**Element data from apps and pages**
- - - - - - -
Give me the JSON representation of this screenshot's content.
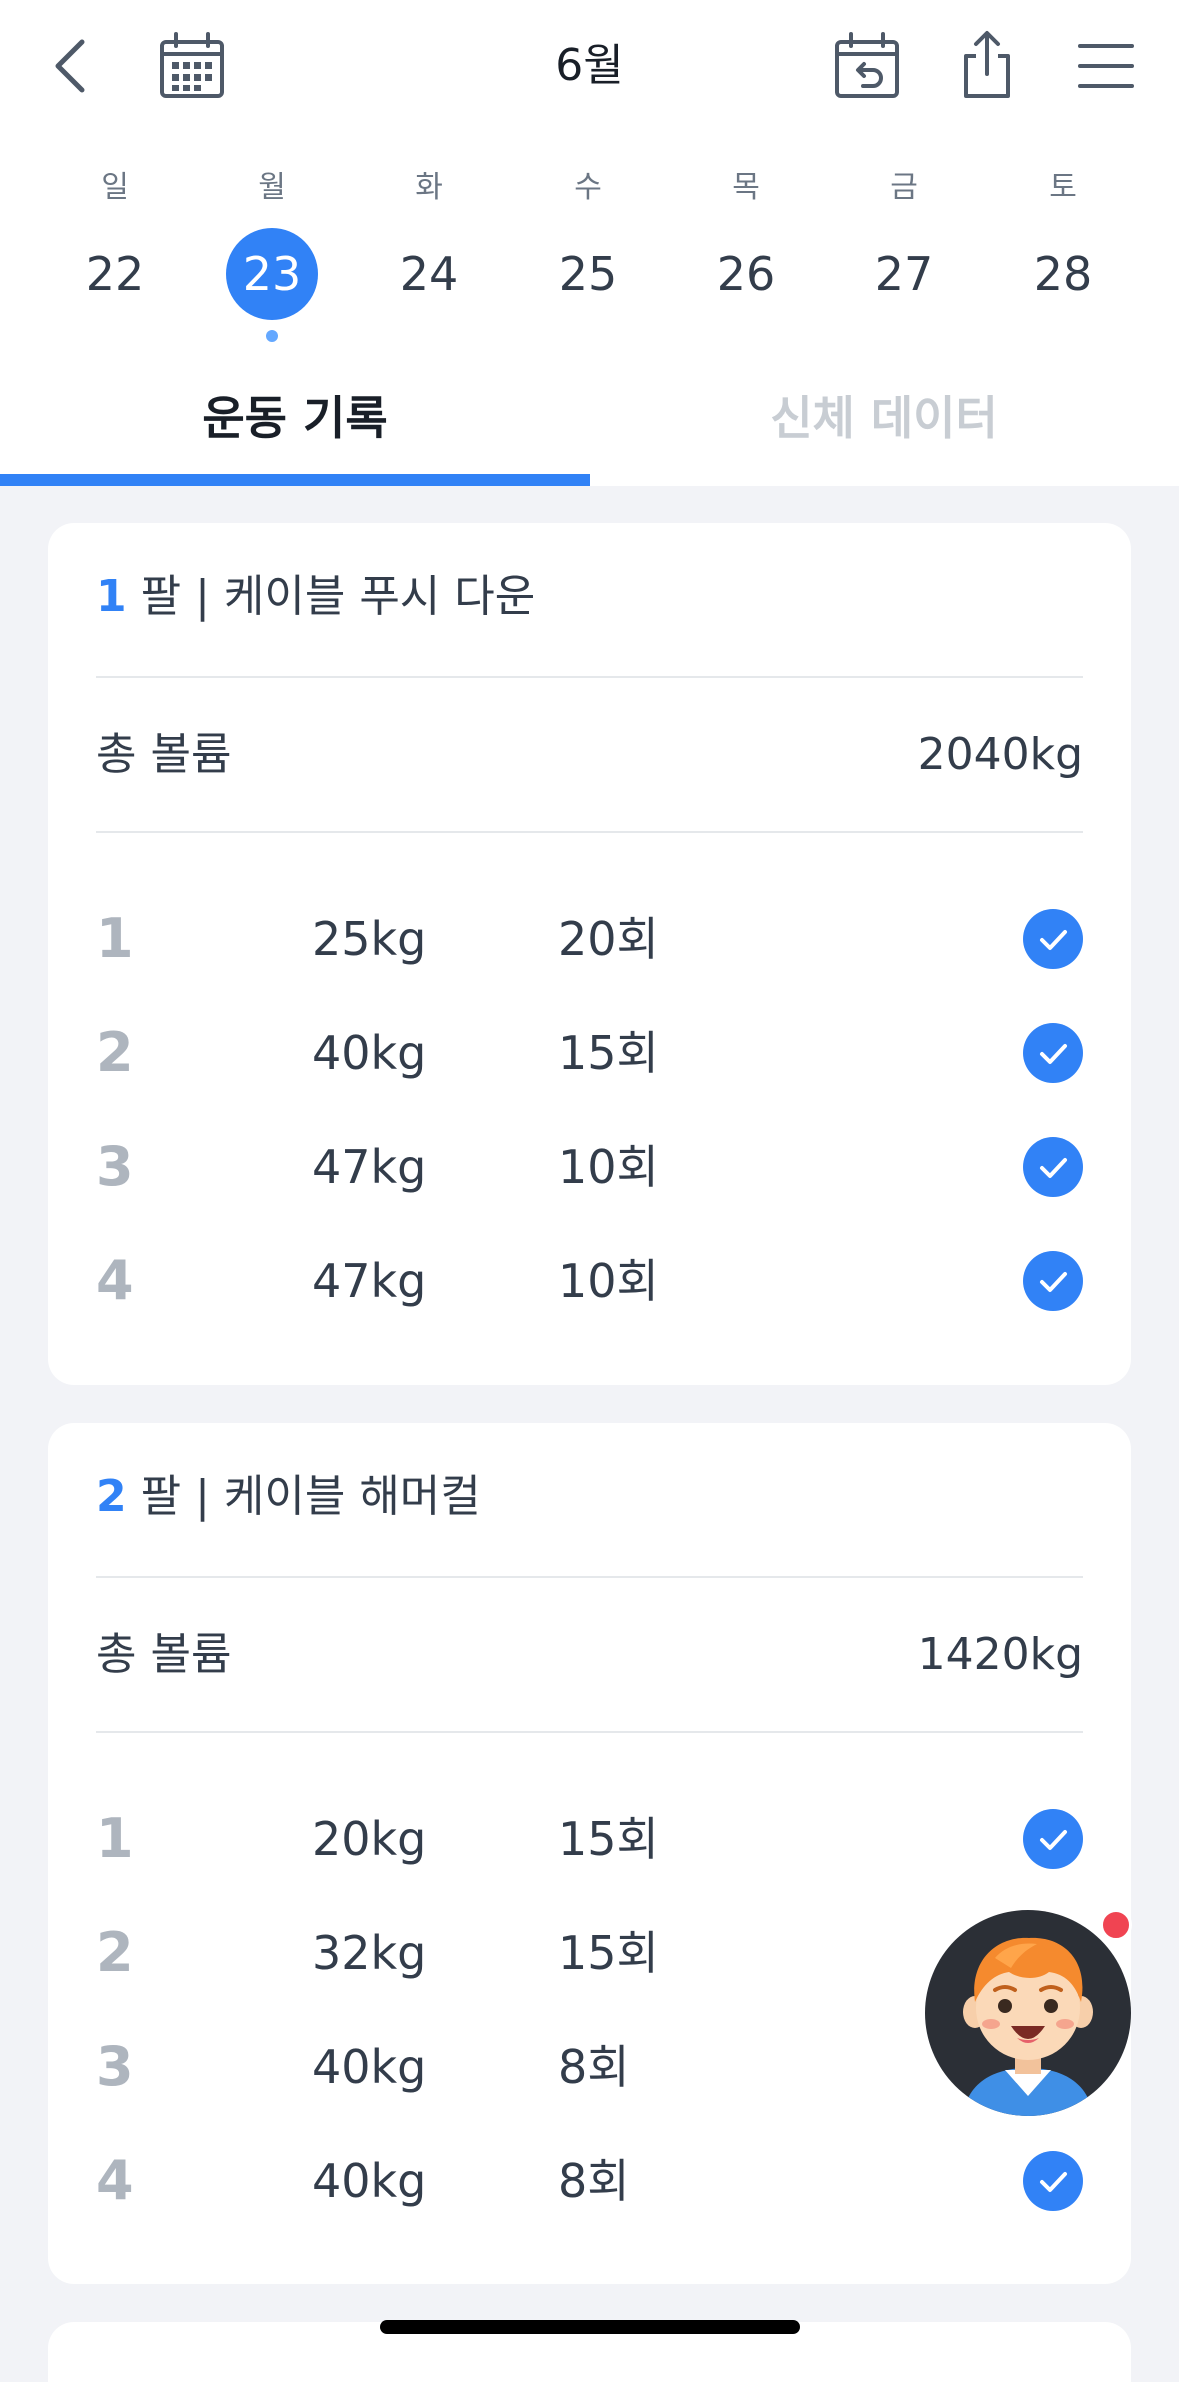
{
  "header": {
    "month_title": "6월",
    "icons": [
      "back-icon",
      "calendar-icon",
      "calendar-undo-icon",
      "share-icon",
      "menu-icon"
    ]
  },
  "week": {
    "days": [
      {
        "dow": "일",
        "num": "22"
      },
      {
        "dow": "월",
        "num": "23",
        "selected": true,
        "has_record": true
      },
      {
        "dow": "화",
        "num": "24"
      },
      {
        "dow": "수",
        "num": "25"
      },
      {
        "dow": "목",
        "num": "26"
      },
      {
        "dow": "금",
        "num": "27"
      },
      {
        "dow": "토",
        "num": "28"
      }
    ]
  },
  "tabs": {
    "active": "운동 기록",
    "inactive": "신체 데이터"
  },
  "exercises": [
    {
      "index": "1",
      "title": "팔 | 케이블 푸시 다운",
      "volume_label": "총 볼륨",
      "volume_value": "2040kg",
      "sets": [
        {
          "num": "1",
          "weight": "25kg",
          "reps": "20회",
          "done": true
        },
        {
          "num": "2",
          "weight": "40kg",
          "reps": "15회",
          "done": true
        },
        {
          "num": "3",
          "weight": "47kg",
          "reps": "10회",
          "done": true
        },
        {
          "num": "4",
          "weight": "47kg",
          "reps": "10회",
          "done": true
        }
      ]
    },
    {
      "index": "2",
      "title": "팔 | 케이블 해머컬",
      "volume_label": "총 볼륨",
      "volume_value": "1420kg",
      "sets": [
        {
          "num": "1",
          "weight": "20kg",
          "reps": "15회",
          "done": true
        },
        {
          "num": "2",
          "weight": "32kg",
          "reps": "15회",
          "done": true
        },
        {
          "num": "3",
          "weight": "40kg",
          "reps": "8회",
          "done": true
        },
        {
          "num": "4",
          "weight": "40kg",
          "reps": "8회",
          "done": true
        }
      ]
    }
  ],
  "colors": {
    "accent": "#3182f6",
    "background": "#f2f3f7",
    "badge": "#f04452"
  }
}
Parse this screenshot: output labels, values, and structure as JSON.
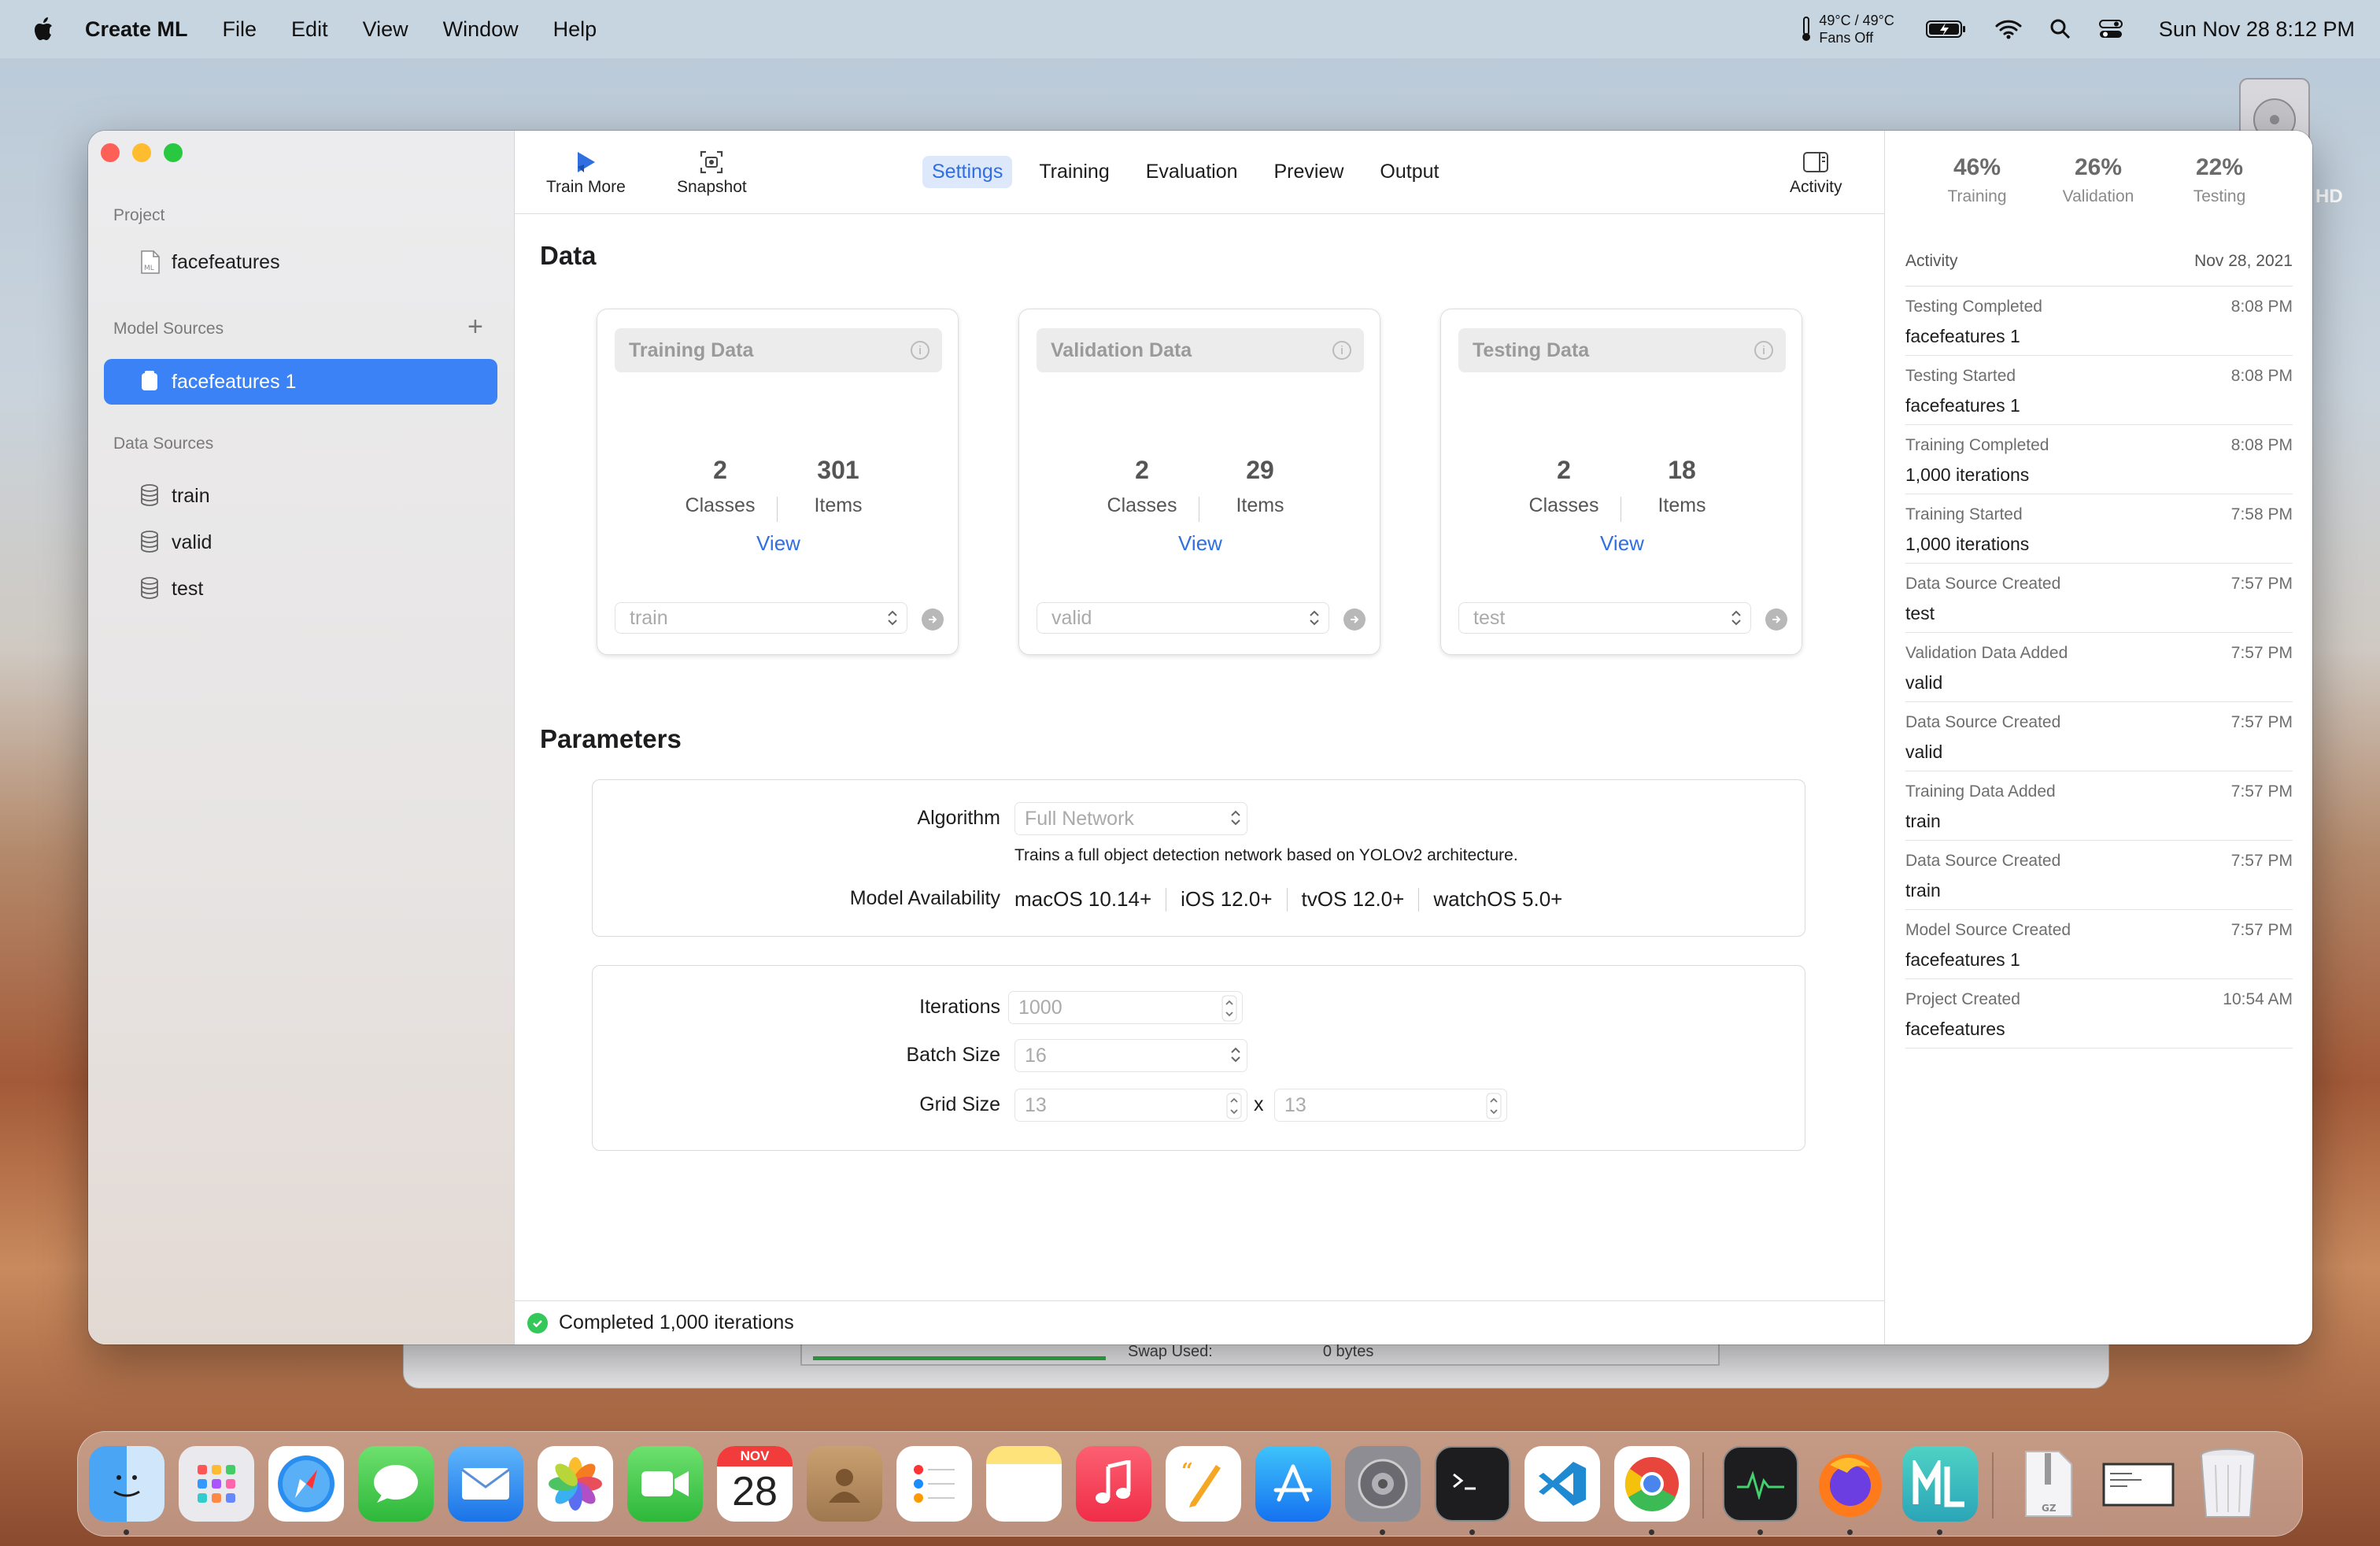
{
  "menubar": {
    "app_name": "Create ML",
    "menus": [
      "File",
      "Edit",
      "View",
      "Window",
      "Help"
    ],
    "temp_line1": "49°C / 49°C",
    "temp_line2": "Fans Off",
    "clock": "Sun Nov 28  8:12 PM"
  },
  "desktop": {
    "drive_label": "HD",
    "bg_window_text": "Swap Used:",
    "bg_window_value": "0 bytes"
  },
  "sidebar": {
    "project_header": "Project",
    "project_name": "facefeatures",
    "model_sources_header": "Model Sources",
    "model_source": "facefeatures 1",
    "data_sources_header": "Data Sources",
    "data_sources": [
      "train",
      "valid",
      "test"
    ]
  },
  "toolbar": {
    "train_more": "Train More",
    "snapshot": "Snapshot",
    "tabs": [
      "Settings",
      "Training",
      "Evaluation",
      "Preview",
      "Output"
    ],
    "active_tab": "Settings",
    "activity": "Activity"
  },
  "data_section": {
    "title": "Data",
    "cards": [
      {
        "title": "Training Data",
        "classes": "2",
        "classes_label": "Classes",
        "items": "301",
        "items_label": "Items",
        "view": "View",
        "source": "train"
      },
      {
        "title": "Validation Data",
        "classes": "2",
        "classes_label": "Classes",
        "items": "29",
        "items_label": "Items",
        "view": "View",
        "source": "valid"
      },
      {
        "title": "Testing Data",
        "classes": "2",
        "classes_label": "Classes",
        "items": "18",
        "items_label": "Items",
        "view": "View",
        "source": "test"
      }
    ]
  },
  "parameters": {
    "title": "Parameters",
    "algorithm_label": "Algorithm",
    "algorithm_value": "Full Network",
    "algorithm_desc": "Trains a full object detection network based on YOLOv2 architecture.",
    "availability_label": "Model Availability",
    "availability": [
      "macOS 10.14+",
      "iOS 12.0+",
      "tvOS 12.0+",
      "watchOS 5.0+"
    ],
    "iterations_label": "Iterations",
    "iterations_value": "1000",
    "batch_label": "Batch Size",
    "batch_value": "16",
    "grid_label": "Grid Size",
    "grid_w": "13",
    "grid_h": "13",
    "grid_sep": "x"
  },
  "status": {
    "text": "Completed 1,000 iterations",
    "color": "#34c759"
  },
  "activity_panel": {
    "splits": [
      {
        "value": "46%",
        "label": "Training"
      },
      {
        "value": "26%",
        "label": "Validation"
      },
      {
        "value": "22%",
        "label": "Testing"
      }
    ],
    "header": "Activity",
    "date": "Nov 28, 2021",
    "events": [
      {
        "title": "Testing Completed",
        "time": "8:08 PM",
        "detail": "facefeatures 1"
      },
      {
        "title": "Testing Started",
        "time": "8:08 PM",
        "detail": "facefeatures 1"
      },
      {
        "title": "Training Completed",
        "time": "8:08 PM",
        "detail": "1,000 iterations"
      },
      {
        "title": "Training Started",
        "time": "7:58 PM",
        "detail": "1,000 iterations"
      },
      {
        "title": "Data Source Created",
        "time": "7:57 PM",
        "detail": "test"
      },
      {
        "title": "Validation Data Added",
        "time": "7:57 PM",
        "detail": "valid"
      },
      {
        "title": "Data Source Created",
        "time": "7:57 PM",
        "detail": "valid"
      },
      {
        "title": "Training Data Added",
        "time": "7:57 PM",
        "detail": "train"
      },
      {
        "title": "Data Source Created",
        "time": "7:57 PM",
        "detail": "train"
      },
      {
        "title": "Model Source Created",
        "time": "7:57 PM",
        "detail": "facefeatures 1"
      },
      {
        "title": "Project Created",
        "time": "10:54 AM",
        "detail": "facefeatures"
      }
    ]
  },
  "dock": {
    "calendar_month": "NOV",
    "calendar_day": "28",
    "apps": [
      "finder-icon",
      "launchpad-icon",
      "safari-icon",
      "messages-icon",
      "mail-icon",
      "photos-icon",
      "facetime-icon",
      "calendar-icon",
      "contacts-icon",
      "reminders-icon",
      "notes-icon",
      "music-icon",
      "pages-icon",
      "app-store-icon",
      "system-preferences-icon",
      "terminal-icon",
      "vscode-icon",
      "chrome-icon",
      "activity-monitor-icon",
      "firefox-icon",
      "create-ml-icon",
      "archive-icon",
      "screenshot-icon",
      "trash-icon"
    ]
  },
  "colors": {
    "accent": "#3a82f6",
    "link": "#2f6fe0",
    "selection": "#3a82f6"
  }
}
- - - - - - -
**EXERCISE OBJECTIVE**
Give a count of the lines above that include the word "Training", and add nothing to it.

**ANSWER FOR THIS EXERCISE**
6